CISA has released a new module in its Cyber Security Evaluation Tool (CSET): the Ransomware Readiness Assessment. CSET is a desktop software tool that guides network defenders through a step-by-step process to evaluate the cybersecurity practices on their networks.
The United States is fortunate to have highly effective vaccines that are widely available for those aged 12 and up. People who are fully vaccinated are protected from severe disease and death, including from the variants, such as Delta, that are currently circulating in the country. Americans who have been fully vaccinated do not need a booster shot at this time.
In an emergency response, multiple groups of stakeholders such as city, county, state, and federal agencies are brought together to solve a crisis or execute a mission. While groups of individuals from within an agency may have a shared understanding of their mission, organization, hierarchy, and norms of engagement, proper coordination between distinct groups takes time, trust, and practice. By the nature of these missions, these are scarce and often intangible resources. Situational awareness through software and expert practitioners substantially increases the odds of mission success.
The Department of Homeland Security’s (DHS) Countering Weapons of Mass Destruction Office announced the expansion of its Securing the Cities program to two additional metropolitan regions, Boston and New Orleans. This expansion will assist these regions with building capabilities to detect, analyze, and report nuclear and other radioactive materials.

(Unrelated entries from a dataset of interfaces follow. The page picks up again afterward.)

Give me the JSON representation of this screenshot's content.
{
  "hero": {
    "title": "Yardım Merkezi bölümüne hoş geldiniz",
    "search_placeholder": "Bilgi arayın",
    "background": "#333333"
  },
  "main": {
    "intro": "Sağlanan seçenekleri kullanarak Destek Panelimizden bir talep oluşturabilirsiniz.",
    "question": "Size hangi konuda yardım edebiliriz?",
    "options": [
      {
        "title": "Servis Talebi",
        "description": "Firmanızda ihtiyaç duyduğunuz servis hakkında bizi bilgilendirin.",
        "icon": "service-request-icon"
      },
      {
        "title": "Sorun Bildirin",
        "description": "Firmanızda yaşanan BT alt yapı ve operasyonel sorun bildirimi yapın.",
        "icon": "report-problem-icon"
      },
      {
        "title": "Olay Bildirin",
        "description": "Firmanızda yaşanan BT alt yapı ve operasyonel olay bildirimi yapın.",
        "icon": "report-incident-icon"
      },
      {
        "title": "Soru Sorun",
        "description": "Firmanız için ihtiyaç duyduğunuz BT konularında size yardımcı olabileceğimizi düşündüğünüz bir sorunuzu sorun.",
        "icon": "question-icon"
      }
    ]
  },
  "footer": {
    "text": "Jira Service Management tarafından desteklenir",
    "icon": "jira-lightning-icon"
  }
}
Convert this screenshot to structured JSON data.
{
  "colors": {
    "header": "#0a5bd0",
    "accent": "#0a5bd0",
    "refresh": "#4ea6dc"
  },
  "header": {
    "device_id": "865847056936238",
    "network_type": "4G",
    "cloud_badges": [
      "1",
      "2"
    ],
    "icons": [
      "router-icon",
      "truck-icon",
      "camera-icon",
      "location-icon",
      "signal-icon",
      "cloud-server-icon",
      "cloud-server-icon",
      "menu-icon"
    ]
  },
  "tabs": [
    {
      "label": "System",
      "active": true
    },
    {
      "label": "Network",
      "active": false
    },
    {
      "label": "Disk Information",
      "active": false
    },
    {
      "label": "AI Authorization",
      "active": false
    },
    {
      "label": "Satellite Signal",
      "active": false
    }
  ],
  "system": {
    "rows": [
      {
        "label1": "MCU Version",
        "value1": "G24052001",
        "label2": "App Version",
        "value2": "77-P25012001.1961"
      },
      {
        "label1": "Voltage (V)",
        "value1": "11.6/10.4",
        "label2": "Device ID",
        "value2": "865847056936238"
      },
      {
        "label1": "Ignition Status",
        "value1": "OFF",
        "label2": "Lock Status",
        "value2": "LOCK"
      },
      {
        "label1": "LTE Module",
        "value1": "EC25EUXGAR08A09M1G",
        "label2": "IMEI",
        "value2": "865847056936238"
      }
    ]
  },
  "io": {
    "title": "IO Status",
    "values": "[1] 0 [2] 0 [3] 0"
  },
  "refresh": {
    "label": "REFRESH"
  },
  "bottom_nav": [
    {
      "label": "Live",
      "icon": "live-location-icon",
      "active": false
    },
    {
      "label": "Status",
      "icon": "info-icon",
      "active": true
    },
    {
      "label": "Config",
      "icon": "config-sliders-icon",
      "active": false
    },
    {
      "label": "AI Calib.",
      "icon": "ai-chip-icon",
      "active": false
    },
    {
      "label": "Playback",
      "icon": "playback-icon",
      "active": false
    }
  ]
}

National Incident Management System (NIMS) resource management guidance enables many organizational elements to collaborate and coordinate to systematically manage resources – personnel, teams, facilities, equipment, and supplies. The NIMS Guideline for Resource Management Preparedness supplements the NIMS Resource Management component by providing additional details on processes, best practices, authorities, and tools.
Quickly detecting and mitigating biological or chemical threats in the subway is critical for preventing the spread of hazardous materials should the unthinkable occur. However, technologies that are currently in use do not perform fast enough for a subway environment, and false alarms may cause unnecessarily disruptive and expensive closures. The DHS Science and Technology Directorate has been developing and perfecting various sensor technologies for public transit to help protect high-density urban areas against threats.